This “Bunkhouse” photo was taken in 2007 on our way home from a day in the mountains after dragging our two small kids up and down the bunny slope at Dodge Ridge. Tired and hungry and tied down in car seats, this was just the beginning of my family’s development of tolerance and patience for my desire to stop in rogue places at random times to capture some image that I thought I couldn’t live without. Sometimes the stops are worth our time, sometimes the stops are colorless over or under exposed failures, but this picture was just the beginning of what has become more than a hobby but a real passion. With my husband Dave and two very small, tired and hungry children waiting in the car, I jogged up and down the highway, snapping from this angle and that, waiting for the setting sun to drop below the clouds so that I could get what I wanted. I think that after 15 years of clicking endless rolls of crappy pictures, this was my very first great image, and 10 years after taking it, it is still one of my very favorites.

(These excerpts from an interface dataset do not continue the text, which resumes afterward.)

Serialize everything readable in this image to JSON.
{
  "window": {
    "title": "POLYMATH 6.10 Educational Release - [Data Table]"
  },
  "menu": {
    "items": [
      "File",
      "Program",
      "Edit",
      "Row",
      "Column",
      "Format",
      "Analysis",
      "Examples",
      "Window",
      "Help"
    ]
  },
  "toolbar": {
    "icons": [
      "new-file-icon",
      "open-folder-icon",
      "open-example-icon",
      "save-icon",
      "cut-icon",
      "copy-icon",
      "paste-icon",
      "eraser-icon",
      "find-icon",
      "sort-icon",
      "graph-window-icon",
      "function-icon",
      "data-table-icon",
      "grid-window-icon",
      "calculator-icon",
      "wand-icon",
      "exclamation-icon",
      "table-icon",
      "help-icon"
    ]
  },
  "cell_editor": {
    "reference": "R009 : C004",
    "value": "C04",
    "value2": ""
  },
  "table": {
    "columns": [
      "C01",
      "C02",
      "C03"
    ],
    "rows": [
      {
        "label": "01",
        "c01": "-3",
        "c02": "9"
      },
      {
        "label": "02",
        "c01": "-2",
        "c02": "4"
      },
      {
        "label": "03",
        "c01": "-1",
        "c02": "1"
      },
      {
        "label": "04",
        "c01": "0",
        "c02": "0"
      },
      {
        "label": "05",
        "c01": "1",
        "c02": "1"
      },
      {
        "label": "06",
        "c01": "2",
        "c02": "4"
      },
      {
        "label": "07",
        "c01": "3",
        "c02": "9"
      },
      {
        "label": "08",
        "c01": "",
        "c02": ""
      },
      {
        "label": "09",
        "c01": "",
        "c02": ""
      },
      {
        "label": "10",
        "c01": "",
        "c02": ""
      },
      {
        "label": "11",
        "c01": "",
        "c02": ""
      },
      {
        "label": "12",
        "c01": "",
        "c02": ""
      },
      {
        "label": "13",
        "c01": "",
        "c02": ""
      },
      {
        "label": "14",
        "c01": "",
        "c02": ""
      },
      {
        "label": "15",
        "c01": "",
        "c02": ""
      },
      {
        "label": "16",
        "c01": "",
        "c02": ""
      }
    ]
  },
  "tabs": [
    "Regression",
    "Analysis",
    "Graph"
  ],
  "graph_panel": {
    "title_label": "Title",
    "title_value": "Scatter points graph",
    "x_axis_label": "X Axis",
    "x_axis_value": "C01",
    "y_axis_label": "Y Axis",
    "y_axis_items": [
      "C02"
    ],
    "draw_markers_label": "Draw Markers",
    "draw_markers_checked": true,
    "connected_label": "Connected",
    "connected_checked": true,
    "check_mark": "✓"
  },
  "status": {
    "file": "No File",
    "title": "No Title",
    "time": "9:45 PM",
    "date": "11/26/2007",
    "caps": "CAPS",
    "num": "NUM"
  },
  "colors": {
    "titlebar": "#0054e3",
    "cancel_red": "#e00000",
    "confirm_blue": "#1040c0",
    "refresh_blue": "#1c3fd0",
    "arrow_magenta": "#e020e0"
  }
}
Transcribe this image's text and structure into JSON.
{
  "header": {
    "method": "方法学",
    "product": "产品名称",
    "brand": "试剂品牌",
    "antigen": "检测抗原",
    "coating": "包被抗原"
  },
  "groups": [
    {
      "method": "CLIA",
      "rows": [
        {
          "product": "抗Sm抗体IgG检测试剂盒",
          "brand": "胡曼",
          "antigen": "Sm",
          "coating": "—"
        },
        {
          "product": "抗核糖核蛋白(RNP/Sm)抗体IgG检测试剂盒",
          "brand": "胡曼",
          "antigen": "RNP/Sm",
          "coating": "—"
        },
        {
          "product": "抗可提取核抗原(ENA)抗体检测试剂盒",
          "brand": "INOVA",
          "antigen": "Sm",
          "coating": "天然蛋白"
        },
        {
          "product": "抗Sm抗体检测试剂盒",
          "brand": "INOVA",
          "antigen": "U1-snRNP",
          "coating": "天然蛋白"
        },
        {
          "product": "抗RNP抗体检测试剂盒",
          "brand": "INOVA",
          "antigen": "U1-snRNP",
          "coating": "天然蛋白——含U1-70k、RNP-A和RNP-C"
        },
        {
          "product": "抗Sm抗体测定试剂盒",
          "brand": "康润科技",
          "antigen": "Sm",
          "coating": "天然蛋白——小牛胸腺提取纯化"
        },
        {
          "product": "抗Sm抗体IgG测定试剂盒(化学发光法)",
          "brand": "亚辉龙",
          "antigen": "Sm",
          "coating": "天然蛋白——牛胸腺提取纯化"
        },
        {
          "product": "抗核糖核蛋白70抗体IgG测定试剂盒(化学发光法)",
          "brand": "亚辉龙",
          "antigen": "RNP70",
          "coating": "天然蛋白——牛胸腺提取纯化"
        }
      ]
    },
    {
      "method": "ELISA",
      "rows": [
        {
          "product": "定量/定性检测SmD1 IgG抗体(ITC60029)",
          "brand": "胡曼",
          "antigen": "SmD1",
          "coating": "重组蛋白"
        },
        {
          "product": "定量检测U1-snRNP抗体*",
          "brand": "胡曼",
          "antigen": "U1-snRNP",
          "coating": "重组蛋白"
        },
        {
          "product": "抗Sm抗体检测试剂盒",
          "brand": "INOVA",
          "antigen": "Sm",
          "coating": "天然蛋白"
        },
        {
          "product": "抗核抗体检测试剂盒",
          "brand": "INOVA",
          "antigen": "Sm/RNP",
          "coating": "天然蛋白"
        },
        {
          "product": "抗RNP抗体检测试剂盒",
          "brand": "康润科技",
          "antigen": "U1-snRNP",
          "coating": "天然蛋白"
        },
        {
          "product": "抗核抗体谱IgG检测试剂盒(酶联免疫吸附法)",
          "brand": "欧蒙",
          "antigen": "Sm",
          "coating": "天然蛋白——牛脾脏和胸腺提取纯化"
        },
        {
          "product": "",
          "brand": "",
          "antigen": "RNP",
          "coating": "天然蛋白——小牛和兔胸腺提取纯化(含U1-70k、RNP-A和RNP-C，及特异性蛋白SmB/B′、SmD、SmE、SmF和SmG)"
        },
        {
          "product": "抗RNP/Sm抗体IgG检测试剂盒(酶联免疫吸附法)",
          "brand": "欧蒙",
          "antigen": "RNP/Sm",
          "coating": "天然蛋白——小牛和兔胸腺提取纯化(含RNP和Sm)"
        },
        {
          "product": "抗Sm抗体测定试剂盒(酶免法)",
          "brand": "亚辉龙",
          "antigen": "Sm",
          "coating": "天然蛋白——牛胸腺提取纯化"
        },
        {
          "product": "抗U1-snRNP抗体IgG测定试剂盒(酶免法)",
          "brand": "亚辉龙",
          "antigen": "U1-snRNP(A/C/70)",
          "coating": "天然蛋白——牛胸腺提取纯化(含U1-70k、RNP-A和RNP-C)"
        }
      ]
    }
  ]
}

The Bunkhouse has hung matted and framed in my family room for 10 years now and I can still lay on the sofa and look it and contemplate it and love it. Sometimes it feels lonely to me and other times serene. Sometimes I find comfort in the tradition of the lifestyle that it represents and other times it feels almost isolating in its remoteness. The soft colors of the skyline are soothing, while the dark red wood planking seems wiser than I in its age and history, making me feel small and humble. I like to imagine the rough man hands that wielded the hammer that pounded the nails that attached the door and the trim, or the prairie wife that chose the color, or the endless cattle that have passed under the windmill that at one time drew their water from the ground. I think about the windows and how at some point they were probably a source of great pride as their shiny new surface reflected the rising sun, but how they now let in the wind and the water, dulled by years of weather. I picture ranch hands exiting its little door as they headed out for an honest day’s work fixing fence or doctoring cattle or pulling calves and the old dogs that surly waited patiently in the yard to be given a job to do. How many times has the sun risen and set on the little Bunkhouse? How many years of good grass and droughts and monsoons and plights and disease and calves and generations of land owners has it seen? How many coats of paint have been applied to the little building over the years and how many revolutions have the blades of this windmill turned as it drug water from the ground? And now? Does it sit alone on its knoll in the grass, abandoned and alone, stoically harboring a hundred years of stories or is there someone out there who loves it and appreciates it and reveres it? Are there pictures of this little red building in a shoebox is someone’s attic or basement? Was it a backdrop for family photos or does sit quietly in old black and whites taken by land surveyors or property owners? In the end, it all might be just a fairytale, but it is my fairytale and I love it. People always tell me that it looks like a painting….that it doesn’t look real….that it is a fantasy. Maybe it is and maybe it isn’t, but after all these years, I still love this image of the little Red Bunkhouse the most…..and the little fantasy that it has created for me. This is what I love about taking pictures…crafting images that inspire stories and emotions, affecting the way people feel and encouraging them to search for and recognize the moments, sometimes fleeting, that make them happy and grateful to be alive.